“Many’s the poor devil whose life has been ruined because some women has, refused to marry him. Women have all the ‘power’ there, Dorothea. All the power of yea and nay.” – Michael O’Rourke (John Forster)
Questioning women’s status is the part I favour the most. Some lines are strong and intentional, and it is interesting to note that even the invincible Queen Victoria would dovetail with the commoners to be the fair weaker sex, and being submissive and paying all due respects to her Prince Consort.
“But does it not strike you as unfair, ma’am, that a simple question of one’s sex should condemn one for ever to a particular sphere? Your Majesty, so active and busy.
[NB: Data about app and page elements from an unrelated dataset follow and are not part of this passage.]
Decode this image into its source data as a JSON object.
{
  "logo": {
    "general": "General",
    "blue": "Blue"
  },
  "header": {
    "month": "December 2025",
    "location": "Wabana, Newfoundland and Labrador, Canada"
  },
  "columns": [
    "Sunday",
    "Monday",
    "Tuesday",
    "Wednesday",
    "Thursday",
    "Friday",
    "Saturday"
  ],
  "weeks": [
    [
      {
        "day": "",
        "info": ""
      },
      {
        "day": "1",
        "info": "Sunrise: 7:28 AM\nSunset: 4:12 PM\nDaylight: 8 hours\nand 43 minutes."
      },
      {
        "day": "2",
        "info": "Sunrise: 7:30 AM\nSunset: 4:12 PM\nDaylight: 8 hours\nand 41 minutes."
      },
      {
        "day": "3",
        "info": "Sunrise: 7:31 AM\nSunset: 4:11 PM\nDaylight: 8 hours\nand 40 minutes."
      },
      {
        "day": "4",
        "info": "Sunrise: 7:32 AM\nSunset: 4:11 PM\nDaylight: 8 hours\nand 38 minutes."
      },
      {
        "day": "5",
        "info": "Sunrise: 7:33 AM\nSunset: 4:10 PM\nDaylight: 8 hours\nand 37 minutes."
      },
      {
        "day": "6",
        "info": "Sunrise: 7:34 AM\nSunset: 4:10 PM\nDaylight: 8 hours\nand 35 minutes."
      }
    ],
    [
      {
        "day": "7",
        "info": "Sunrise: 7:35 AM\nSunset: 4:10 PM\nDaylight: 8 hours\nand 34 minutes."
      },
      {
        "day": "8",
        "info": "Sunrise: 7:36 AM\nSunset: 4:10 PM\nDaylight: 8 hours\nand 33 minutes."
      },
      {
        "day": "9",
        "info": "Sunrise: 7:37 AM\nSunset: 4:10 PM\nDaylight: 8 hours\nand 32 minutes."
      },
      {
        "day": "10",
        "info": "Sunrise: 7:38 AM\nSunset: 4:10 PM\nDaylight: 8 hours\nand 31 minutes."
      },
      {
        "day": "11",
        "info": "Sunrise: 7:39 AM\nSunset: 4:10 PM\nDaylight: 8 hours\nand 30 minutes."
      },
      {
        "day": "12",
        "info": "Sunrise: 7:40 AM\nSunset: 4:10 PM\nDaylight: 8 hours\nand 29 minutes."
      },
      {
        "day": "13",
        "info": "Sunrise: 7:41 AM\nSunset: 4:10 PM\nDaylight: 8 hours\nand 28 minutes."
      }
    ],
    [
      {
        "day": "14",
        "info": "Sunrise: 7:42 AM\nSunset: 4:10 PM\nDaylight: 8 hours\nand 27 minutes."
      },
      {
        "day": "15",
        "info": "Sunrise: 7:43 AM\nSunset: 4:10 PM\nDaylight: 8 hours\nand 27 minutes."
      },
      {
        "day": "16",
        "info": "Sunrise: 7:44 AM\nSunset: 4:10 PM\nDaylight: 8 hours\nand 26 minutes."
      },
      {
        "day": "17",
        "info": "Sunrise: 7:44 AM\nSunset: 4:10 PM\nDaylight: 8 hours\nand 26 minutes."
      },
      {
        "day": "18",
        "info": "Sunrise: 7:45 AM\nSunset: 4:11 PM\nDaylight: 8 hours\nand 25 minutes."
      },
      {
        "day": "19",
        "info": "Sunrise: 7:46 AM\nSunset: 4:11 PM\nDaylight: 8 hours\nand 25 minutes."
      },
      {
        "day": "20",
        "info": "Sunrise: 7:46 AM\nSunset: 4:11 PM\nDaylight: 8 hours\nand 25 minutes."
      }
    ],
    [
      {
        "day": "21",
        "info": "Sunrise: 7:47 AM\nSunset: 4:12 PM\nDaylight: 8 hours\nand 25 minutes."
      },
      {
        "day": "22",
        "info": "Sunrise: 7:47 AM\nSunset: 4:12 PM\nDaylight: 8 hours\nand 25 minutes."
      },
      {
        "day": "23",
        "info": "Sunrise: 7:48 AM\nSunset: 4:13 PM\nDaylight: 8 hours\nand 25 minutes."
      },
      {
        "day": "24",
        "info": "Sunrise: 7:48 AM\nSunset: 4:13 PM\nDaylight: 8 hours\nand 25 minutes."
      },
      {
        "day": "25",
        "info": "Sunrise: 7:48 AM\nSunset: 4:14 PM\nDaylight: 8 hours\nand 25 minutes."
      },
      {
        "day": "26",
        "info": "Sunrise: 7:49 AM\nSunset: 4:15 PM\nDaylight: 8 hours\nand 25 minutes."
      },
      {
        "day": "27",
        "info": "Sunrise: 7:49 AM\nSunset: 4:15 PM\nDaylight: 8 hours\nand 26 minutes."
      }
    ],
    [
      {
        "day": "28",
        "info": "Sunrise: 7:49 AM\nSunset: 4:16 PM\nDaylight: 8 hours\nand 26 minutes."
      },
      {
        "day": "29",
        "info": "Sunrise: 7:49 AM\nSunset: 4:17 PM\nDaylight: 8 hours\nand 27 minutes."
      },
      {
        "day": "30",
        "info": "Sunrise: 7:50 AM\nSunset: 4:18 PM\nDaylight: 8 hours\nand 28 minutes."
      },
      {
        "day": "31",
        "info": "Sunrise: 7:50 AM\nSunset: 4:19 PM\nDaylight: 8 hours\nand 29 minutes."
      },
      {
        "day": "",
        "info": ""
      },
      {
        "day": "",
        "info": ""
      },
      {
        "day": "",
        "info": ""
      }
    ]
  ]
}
You do not have to be satisfied with domestic matters alone.”
- “Oh, we would willingly cede all matters of state to be a simple housewife in a crofter’s cottage!”…”But women’s true nature is not suited to high office. We are too much at the mercy of our feelings. Men, we find, have more concentration and are better able to think without the constraints of emotion….whether she be Queen or commoner, is that of wife and mother.”
- “The Prince Consort met with the very same when he proposed the Great Exhibition. But, like your husband, the Prince would not be dissuaded. He was determined. And what a success that proved to be!”….
- “Such dear people from all over the Empire! So many of our loyal subjects bringing so many wonderful artifacts! And the Crystal Palace itself! Was there ever such a structure?” Her voice breaks. She has tears in her eyes, and I realise she does not want to hear Alfred anymore. She wants to talk about her own husband…I nod while she expounds on the Prince’s achievements, his patience under travail, his devotion to his family.
After the conversations and meeting with Queen Victoria, Sissy, and Miss Ricketts as well as reflecting their situations with hers, Dorothea reached the equanimity of her own – all surrounding her are caged with the expectations of inherent values and not being able to reach beyond their true self. There was an observation deluged with her mind. Was there anything she could do to purge these rooted ideas?
“One little moment of power, very early on when we hardly know how to exercise it. But once we are married…well, we can’t say yes or no then, can we?”
This novel, is one of the most interesting novels I have read. I have some disappointments in the rearranging and omitting of the factual information on Dickens’s life concerning his family and social circles in author’s reinterpretations: the encounter of Alfred and Miss Ricketts (Dickens and Nelly Ternan), the inaccuracies in marriage of Kitty (no mentioning of Charles Allston Collins and Edward Perugini, but being replaced with a fearful profligate spender), and the omission of Wilkie Collins.
On the other hand, the essence and emotion of each character is captured well and transmitted perfectly on the page, and all the reasons is made more ostentatious, implicit and succinct: the forever-preoccupation of Dickens’s mind, the lassitude and indisposition of Catherine Dickens in anticipation, abandonment, hostility and separation with her husband in undeserving treatment, the questioning of social status in women (of all classes), it seems as if all characters come to life, especially the protagonist, Catherine Dickens, in giving her a name of justification and speculative confession, sprinkling with the finale of reconciliation and connection back to her own true self.